Can atrophic gastritis become cancer?
- Subversive discovery: Can lymph nodes promote the success of cancer immunotherapy?
- Major Discovery: Cancer cell PD-L1 does not inhibit T cell toxicity
- The new coronavirus may kill cancer cells and achieve a permanent cure!
- Why did the Alzheimer’s drug candidate BACE1 inhibitor fail?
- LRTI Death: Research spanning 80 years confirms for the first time
- The decline of the global antibiotic market is threatening the development of new drugs
Can atrophic gastritis become cancer?
Can atrophic gastritis become cancer? Chronic atrophic gastritis is a disease in which the epithelium of the gastric mucosa is repeatedly damaged, causing the proper mucosal glands to shrink and disappear. It is a chronic gastritis.
Chronic atrophic gastritis is a disease in which the epithelium of the gastric mucosa is repeatedly damaged, causing the proper mucosal glands to atrophy and disappear. It is a chronic gastritis, often accompanied by intestinal metaplasia, referred to as intestinal metaplasia. The patient may have fullness, discomfort or pain in the upper abdomen, which is more obvious after a meal, and may be accompanied by other dyspeptic symptoms such as belching, acid reflux, nausea, vomiting, loss of appetite, etc. Gastroscopy and pathological examination can confirm the diagnosis, and pathological results are the gold standard for diagnosis.
Atrophic gastritis or intestinal metaplasia is a precancerous disease. It is the background soil for precancerous lesions such as dysplasia or intestinal gastric adenoma. Patients with atrophic gastritis have a higher risk of gastric cancer than normal people, but chronic atrophic gastritis does not necessarily develop Into stomach cancer.
In fact, only a small percentage of patients with atrophic gastritis may develop into gastric cancer. The general experience from atrophic gastritis to gastric cancer is: atrophic gastritis-intestinal metaplasia-dysplasia-carcinoma in situ-invasion (invasive cancer) -Metastasis (advanced cancer) and a series of processes, in which dysplasia is divided into three stages, namely mild-moderate-severe dysplasia, which is by no means an overnight process.

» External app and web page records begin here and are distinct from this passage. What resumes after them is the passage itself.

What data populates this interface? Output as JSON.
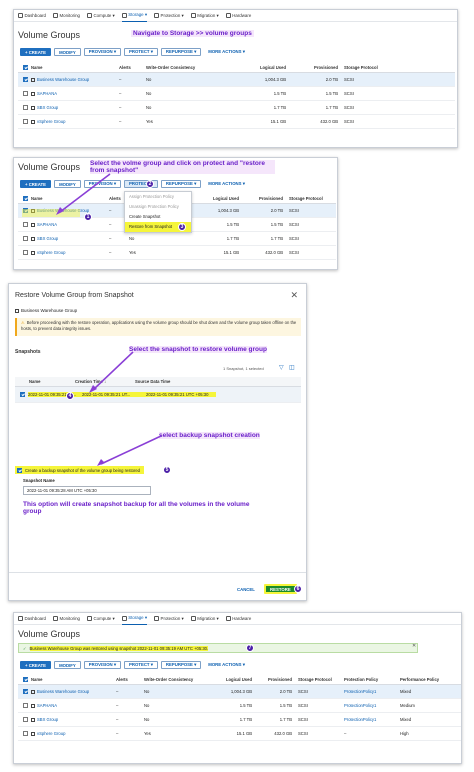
{
  "nav": {
    "items": [
      "Dashboard",
      "Monitoring",
      "Compute ▾",
      "Storage ▾",
      "Protection ▾",
      "Migration ▾",
      "Hardware"
    ],
    "active_index": 3
  },
  "page_title": "Volume Groups",
  "toolbar": {
    "create": "+ CREATE",
    "modify": "MODIFY",
    "provision": "PROVISION ▾",
    "protect": "PROTECT ▾",
    "repurpose": "REPURPOSE ▾",
    "more": "MORE ACTIONS ▾"
  },
  "table": {
    "headers": [
      "Name",
      "Alerts",
      "Write-Order Consistency",
      "Logical Used",
      "Provisioned",
      "Storage Protocol"
    ],
    "rows": [
      {
        "name": "Business Warehouse Group",
        "alerts": "–",
        "woc": "No",
        "logical": "1,004.3 GB",
        "provisioned": "2.0 TB",
        "protocol": "SCSI"
      },
      {
        "name": "SAPHANA",
        "alerts": "–",
        "woc": "No",
        "logical": "1.5 TB",
        "provisioned": "1.5 TB",
        "protocol": "SCSI"
      },
      {
        "name": "SBX Group",
        "alerts": "–",
        "woc": "No",
        "logical": "1.7 TB",
        "provisioned": "1.7 TB",
        "protocol": "SCSI"
      },
      {
        "name": "vSphere Group",
        "alerts": "–",
        "woc": "Yes",
        "logical": "15.1 GB",
        "provisioned": "432.0 GB",
        "protocol": "SCSI"
      }
    ]
  },
  "table4": {
    "headers": [
      "Name",
      "Alerts",
      "Write-Order Consistency",
      "Logical Used",
      "Provisioned",
      "Storage Protocol",
      "Protection Policy",
      "Performance Policy"
    ],
    "rows": [
      {
        "name": "Business Warehouse Group",
        "alerts": "–",
        "woc": "No",
        "logical": "1,004.3 GB",
        "provisioned": "2.0 TB",
        "protocol": "SCSI",
        "policy": "ProtectionPolicy1",
        "perf": "Mixed"
      },
      {
        "name": "SAPHANA",
        "alerts": "–",
        "woc": "No",
        "logical": "1.5 TB",
        "provisioned": "1.5 TB",
        "protocol": "SCSI",
        "policy": "ProtectionPolicy1",
        "perf": "Medium"
      },
      {
        "name": "SBX Group",
        "alerts": "–",
        "woc": "No",
        "logical": "1.7 TB",
        "provisioned": "1.7 TB",
        "protocol": "SCSI",
        "policy": "ProtectionPolicy1",
        "perf": "Mixed"
      },
      {
        "name": "vSphere Group",
        "alerts": "–",
        "woc": "Yes",
        "logical": "15.1 GB",
        "provisioned": "432.0 GB",
        "protocol": "SCSI",
        "policy": "–",
        "perf": "High"
      }
    ]
  },
  "protect_menu": [
    "Assign Protection Policy",
    "Unassign Protection Policy",
    "Create Snapshot",
    "Restore from Snapshot"
  ],
  "dialog": {
    "title": "Restore Volume Group from Snapshot",
    "group": "Business Warehouse Group",
    "warning": "Before proceeding with the restore operation, applications using the volume group should be shut down and the volume group taken offline on the hosts, to prevent data integrity issues.",
    "snapshots_label": "Snapshots",
    "count": "1 Snapshot, 1 selected",
    "snap_headers": [
      "Name",
      "Creation Time ↓",
      "Source Data Time"
    ],
    "snap_row": {
      "name": "2022-11-01 09:35:21 UT...",
      "created": "2022-11-01 09:35:21 UT...",
      "source": "2022-11-01 09:35:21 UTC +05:30"
    },
    "backup_checkbox": "Create a backup snapshot of the volume group being restored",
    "snapshot_name_label": "Snapshot Name",
    "snapshot_name_value": "2022-11-01 09:35:28 AM UTC +05:30",
    "cancel": "CANCEL",
    "restore": "RESTORE"
  },
  "success_msg": "Business Warehouse Group was restored using snapshot 2022-11-01 09:35:19 AM UTC +05:30.",
  "annotations": {
    "a1": "Navigate to Storage >> volume groups",
    "a2": "Select the volme group and click on protect and \"restore from snapshot\"",
    "a3": "Select the snapshot to restore volume group",
    "a4": "select backup snapshot creation",
    "a5": "This option will create snapshot backup for all the volumes in the volume group"
  },
  "step_numbers": [
    "1",
    "2",
    "3",
    "4",
    "5",
    "6",
    "7"
  ],
  "colors": {
    "accent": "#1f6fbf",
    "annotation": "#6b21c9",
    "highlight": "#f5f53a",
    "step_badge": "#4b1fa8"
  }
}
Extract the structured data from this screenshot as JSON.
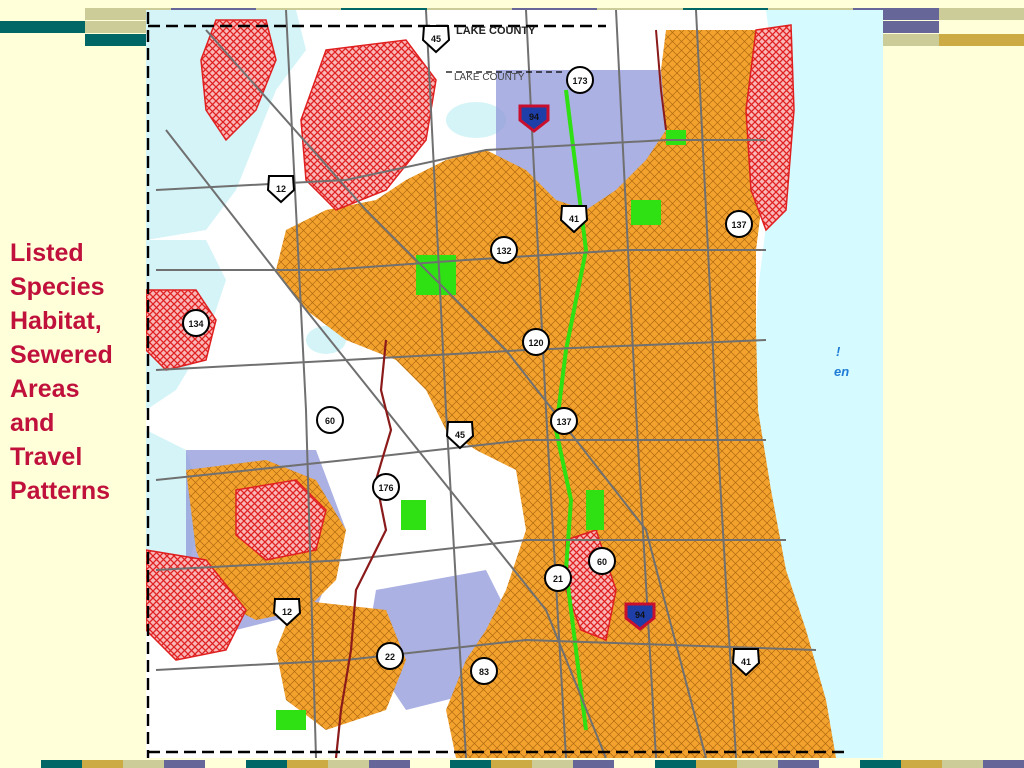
{
  "slide": {
    "title": "Listed\nSpecies\nHabitat,\nSewered\nAreas\nand\nTravel\nPatterns"
  },
  "map": {
    "county_label_top": "LAKE COUNTY",
    "county_label_inner": "LAKE COUNTY",
    "partial_label": "en",
    "partial_mark": "!",
    "colors": {
      "sewered_area": "#F3A22E",
      "listed_species_habitat": "#E02020",
      "travel_corridor": "#8F97D8",
      "lake_michigan": "#D5FAFF",
      "inland_water": "#D4F4F7",
      "green_space": "#2FE012",
      "roads": "#707070",
      "river": "#8B1A1A",
      "county_boundary": "#000000"
    },
    "route_markers": [
      {
        "id": "45",
        "type": "us",
        "label": "45"
      },
      {
        "id": "173",
        "type": "state",
        "label": "173"
      },
      {
        "id": "94a",
        "type": "interstate",
        "label": "94"
      },
      {
        "id": "41",
        "type": "us",
        "label": "41"
      },
      {
        "id": "137a",
        "type": "state",
        "label": "137"
      },
      {
        "id": "132",
        "type": "state",
        "label": "132"
      },
      {
        "id": "120",
        "type": "state",
        "label": "120"
      },
      {
        "id": "134",
        "type": "state",
        "label": "134"
      },
      {
        "id": "12a",
        "type": "us",
        "label": "12"
      },
      {
        "id": "60",
        "type": "state",
        "label": "60"
      },
      {
        "id": "45b",
        "type": "us",
        "label": "45"
      },
      {
        "id": "176",
        "type": "state",
        "label": "176"
      },
      {
        "id": "137b",
        "type": "state",
        "label": "137"
      },
      {
        "id": "60b",
        "type": "state",
        "label": "60"
      },
      {
        "id": "21",
        "type": "state",
        "label": "21"
      },
      {
        "id": "94b",
        "type": "interstate",
        "label": "94"
      },
      {
        "id": "12b",
        "type": "us",
        "label": "12"
      },
      {
        "id": "22",
        "type": "state",
        "label": "22"
      },
      {
        "id": "83",
        "type": "state",
        "label": "83"
      },
      {
        "id": "41b",
        "type": "us",
        "label": "41"
      }
    ]
  },
  "bands": {
    "top_row1": [
      "#FFFFD9",
      "#CCCC99",
      "#666699",
      "#CCCC99",
      "#006666",
      "#CCCC99",
      "#666699",
      "#CCCC99",
      "#006666",
      "#CCCC99",
      "#666699",
      "#CCCC99"
    ],
    "top_row2": [
      "#006666",
      "#CCCC99",
      "#666699",
      "#CCCC99",
      "#006666",
      "#CCCC99",
      "#666699",
      "#CCCC99",
      "#006666",
      "#CCCC99",
      "#666699",
      "#FFFFD9"
    ],
    "top_row3": [
      "#FFFFD9",
      "#006666",
      "#CCAA44",
      "#CCCC99",
      "#006666",
      "#CCCC99",
      "#006666",
      "#CCAA44",
      "#CCCC99",
      "#006666",
      "#CCCC99",
      "#CCAA44"
    ],
    "bottom": [
      "#FFFFD9",
      "#006666",
      "#CCAA44",
      "#CCCC99",
      "#666699",
      "#FFFFD9",
      "#006666",
      "#CCAA44",
      "#CCCC99",
      "#666699",
      "#FFFFD9",
      "#006666",
      "#CCAA44",
      "#CCCC99",
      "#666699",
      "#FFFFD9",
      "#006666",
      "#CCAA44",
      "#CCCC99",
      "#666699",
      "#FFFFD9",
      "#006666",
      "#CCAA44",
      "#CCCC99",
      "#666699"
    ]
  }
}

Atrophy can be reversed in some patients. Intestinal metaplasia is usually difficult to reverse, but it may not progress to dysplasia. Even if mild or moderate dysplasia (now also called low-grade intraepithelial neoplasia) occurs, it is often reversible. Yes, if effective intervention and reasonable treatment are involved in this process, the condition of most patients can be controlled or even reversed, and there is no need to worry too much.
At this time, various pathogenic factors should be removed. If there is Helicobacter pylori infection, it must be eradicated. If the body’s folic acid level is low, it should be supplemented appropriately. It can also be treated with Chinese medicine such as Weifuchun. In life, eat more fresh For vegetables and fruits, pay attention to balanced nutrition, avoid smoking and drinking, avoid excessive intake of salt, avoid eating fast foods such as mildew, pickled, grilled and fried foods, and pay attention to dietary hygiene.
However, it should be noted that once it has developed to severe dysplasia or carcinoma in situ (also known as high-grade intraepithelial neoplasia), the possibility of reversal is very low. In order to avoid further development into invasive cancer (invasive cancer requires surgery Surgery, radiotherapy and chemotherapy), the lesion should be removed under gastroscopy in time.
For patients with chronic atrophic gastritis, the most important thing is to monitor the dynamic changes of the lesions, and to review the gastroscope regularly. If the lesions do have progress, they can be detected in time and treated as soon as possible. Reined in order to prevent cancer. How long is the review time? It is generally believed that moderate to severe chronic atrophic gastritis has a certain cancer rate.
In order to reduce the occurrence of gastric cancer, as well as to facilitate patients and meet the requirements of medical economics, biopsy of chronic atrophic gastritis with moderate to severe atrophy and intestinal metaplasia is followed up once a year, without intestinal metaplasia or intraepithelial neoplasia Chronic atrophic gastritis can be followed up with endoscopy and pathology as appropriate.
Accompanied by low-grade intraepithelial neoplasia and confirmed that this specimen is not from a person adjacent to the cancer, according to endoscopy and clinical conditions, the follow-up is shortened to about 6 months; while high-grade intraepithelial neoplasia needs to be confirmed immediately, and endoscopy is performed after confirmation Under treatment or surgery.
(source:internet, reference only)
Disclaimer of medicaltrend.org